WHAT YOU WILL DO:
Where a picture appears, omit it; repeat everything else in the records exactly.

SOURCE DATA:
——

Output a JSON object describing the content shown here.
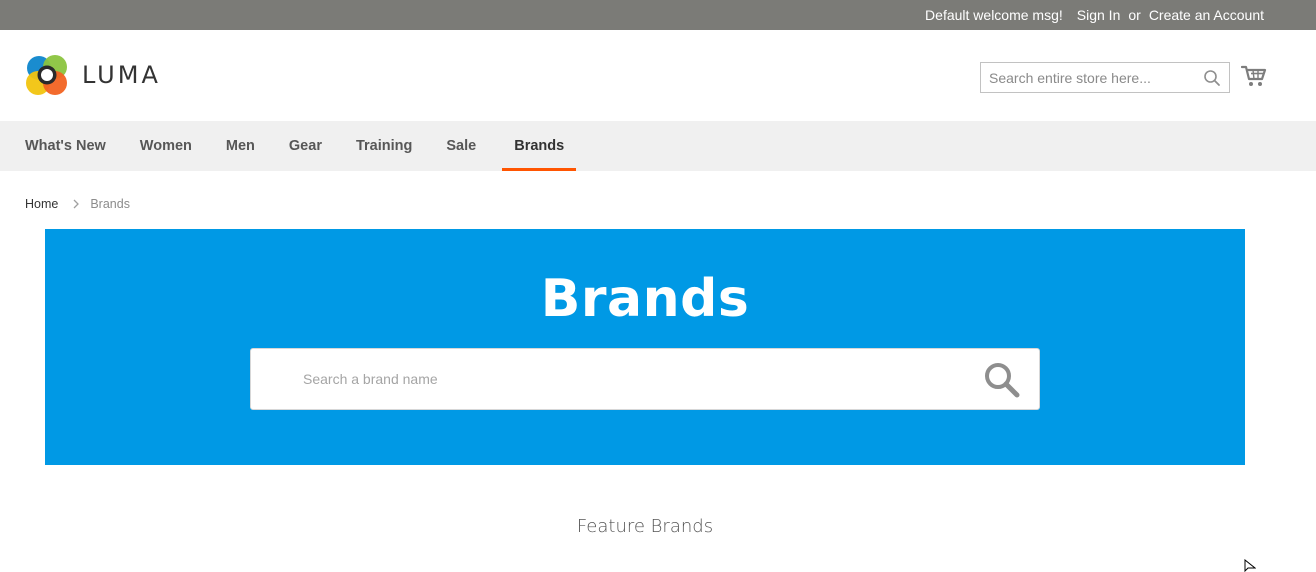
{
  "top_bar": {
    "welcome": "Default welcome msg!",
    "sign_in": "Sign In",
    "or": "or",
    "create_account": "Create an Account"
  },
  "header": {
    "logo_text": "LUMA",
    "search_placeholder": "Search entire store here..."
  },
  "nav": {
    "items": [
      {
        "label": "What's New"
      },
      {
        "label": "Women"
      },
      {
        "label": "Men"
      },
      {
        "label": "Gear"
      },
      {
        "label": "Training"
      },
      {
        "label": "Sale"
      },
      {
        "label": "Brands"
      }
    ],
    "active": "Brands"
  },
  "breadcrumbs": {
    "home": "Home",
    "current": "Brands"
  },
  "hero": {
    "title": "Brands",
    "search_placeholder": "Search a brand name"
  },
  "feature": {
    "title": "Feature Brands"
  },
  "colors": {
    "top_bar_bg": "#7b7b77",
    "nav_bg": "#f0f0f0",
    "nav_active_underline": "#ff5501",
    "hero_bg": "#0099e5"
  }
}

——

ANSWER SPACE:
Output a JSON object describing the content shown here.
{
  "top_bar": {
    "welcome": "Default welcome msg!",
    "sign_in": "Sign In",
    "or": "or",
    "create_account": "Create an Account"
  },
  "header": {
    "logo_text": "LUMA",
    "search_placeholder": "Search entire store here..."
  },
  "nav": {
    "items": [
      {
        "label": "What's New"
      },
      {
        "label": "Women"
      },
      {
        "label": "Men"
      },
      {
        "label": "Gear"
      },
      {
        "label": "Training"
      },
      {
        "label": "Sale"
      },
      {
        "label": "Brands"
      }
    ],
    "active": "Brands"
  },
  "breadcrumbs": {
    "home": "Home",
    "current": "Brands"
  },
  "hero": {
    "title": "Brands",
    "search_placeholder": "Search a brand name"
  },
  "feature": {
    "title": "Feature Brands"
  },
  "colors": {
    "top_bar_bg": "#7b7b77",
    "nav_bg": "#f0f0f0",
    "nav_active_underline": "#ff5501",
    "hero_bg": "#0099e5"
  }
}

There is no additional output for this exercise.